The disorientation of not knowing primed us to be receptive to our subjects, to see them in unanticipated ways.
At intervals, the canyons are spanned by bridges, so departing and arriving passengers are periodically aware of each other, helping to mitigate feelings of disorientation.
The disorientation of not knowing primed us to be receptive to our subjects--to prepare to see them in unanticipated ways.
This embodiment of the disorientation of travel and love was comedic and cathartic, though its pervasive melancholia of loss ultimately rendered it as remote as the topography it charted.
The toxin can cause seizures and disorientation in sea lions, making a rescue much more difficult.
If the same happens in manatees, he says, it might explain their disorientation and seeming inability to swim away from a red tide.
Most of us can't afford a day of disorientation, let alone seven, so learn how to lessen the lag.
The safety board findings were predictable: spatial disorientation, failure to transition to instruments, etc.

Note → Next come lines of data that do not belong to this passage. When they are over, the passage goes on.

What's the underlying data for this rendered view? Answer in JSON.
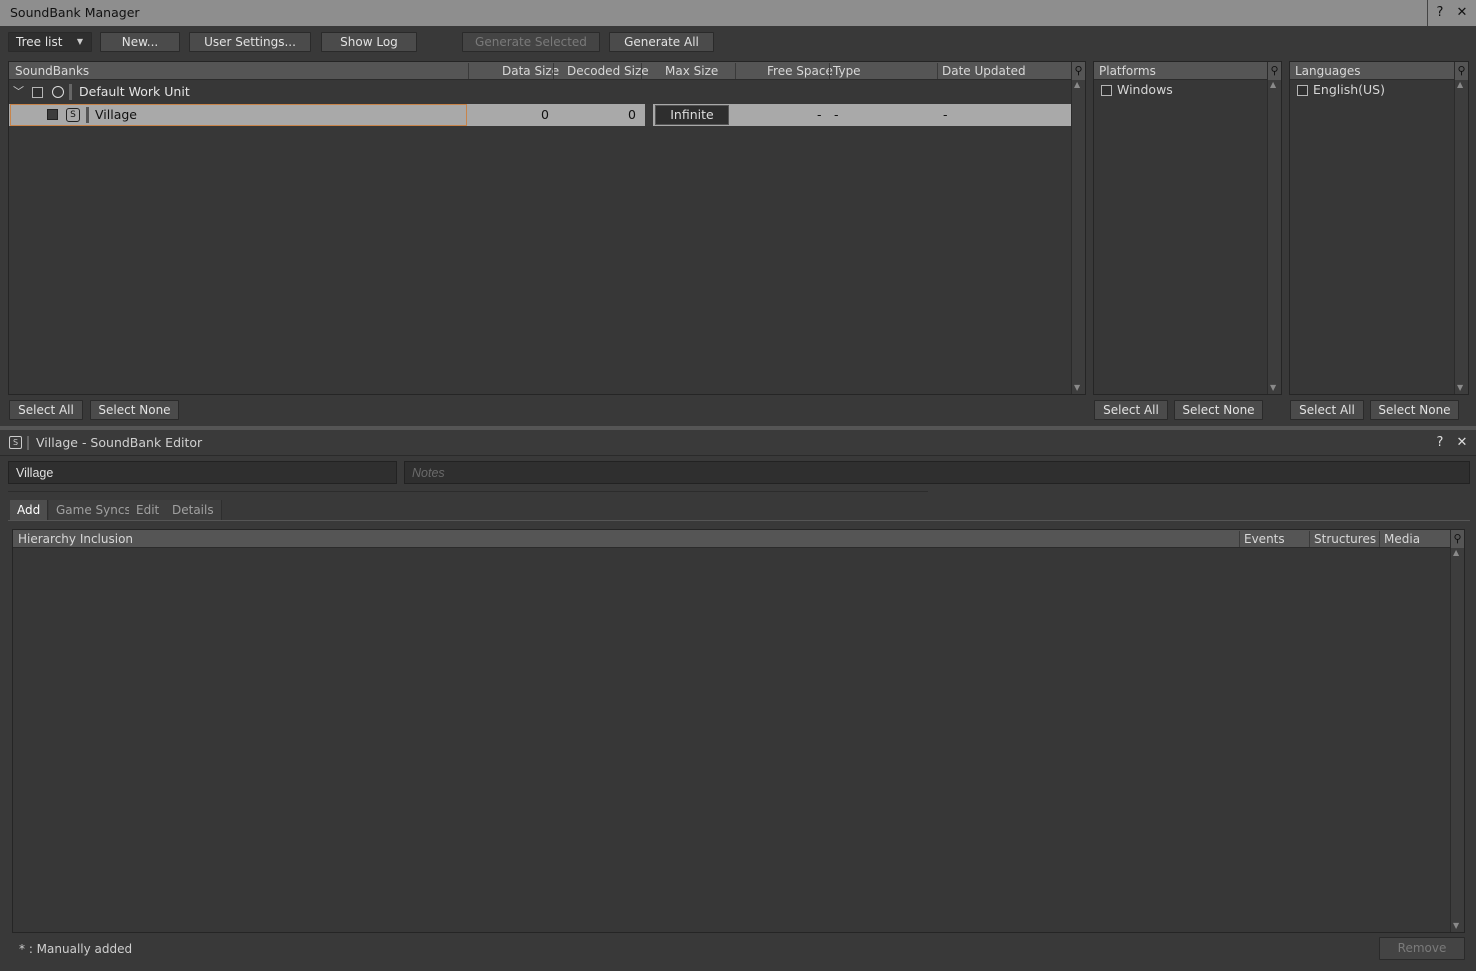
{
  "manager": {
    "title": "SoundBank Manager",
    "help_glyph": "?",
    "close_glyph": "✕",
    "view_select": "Tree list",
    "buttons": {
      "new": "New...",
      "user_settings": "User Settings...",
      "show_log": "Show Log",
      "generate_selected": "Generate Selected",
      "generate_all": "Generate All"
    },
    "soundbanks": {
      "columns": [
        "SoundBanks",
        "Data Size",
        "Decoded Size",
        "Max Size",
        "Free Space",
        "Type",
        "Date Updated"
      ],
      "work_unit": "Default Work Unit",
      "rows": [
        {
          "name": "Village",
          "data_size": "0",
          "decoded_size": "0",
          "max_size": "Infinite",
          "free_space": "-",
          "type": "-",
          "date_updated": "-"
        }
      ],
      "select_all": "Select All",
      "select_none": "Select None"
    },
    "platforms": {
      "header": "Platforms",
      "items": [
        "Windows"
      ],
      "select_all": "Select All",
      "select_none": "Select None"
    },
    "languages": {
      "header": "Languages",
      "items": [
        "English(US)"
      ],
      "select_all": "Select All",
      "select_none": "Select None"
    }
  },
  "editor": {
    "title": "Village - SoundBank Editor",
    "help_glyph": "?",
    "close_glyph": "✕",
    "name_value": "Village",
    "notes_placeholder": "Notes",
    "tabs": [
      "Add",
      "Game Syncs",
      "Edit",
      "Details"
    ],
    "columns": [
      "Hierarchy Inclusion",
      "Events",
      "Structures",
      "Media"
    ],
    "footer_note": "* : Manually added",
    "remove": "Remove"
  },
  "colors": {
    "selected_row": "#a9a9a9",
    "title_bar": "#8e8e8e",
    "background": "#393939"
  }
}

Disorientation is greater for migrant workers--China's rural poor who flock to urban areas like Shanghai hoping to get some piece of the action but instead find themselves shunted to the streets, watching an increasingly affluent world pass them by.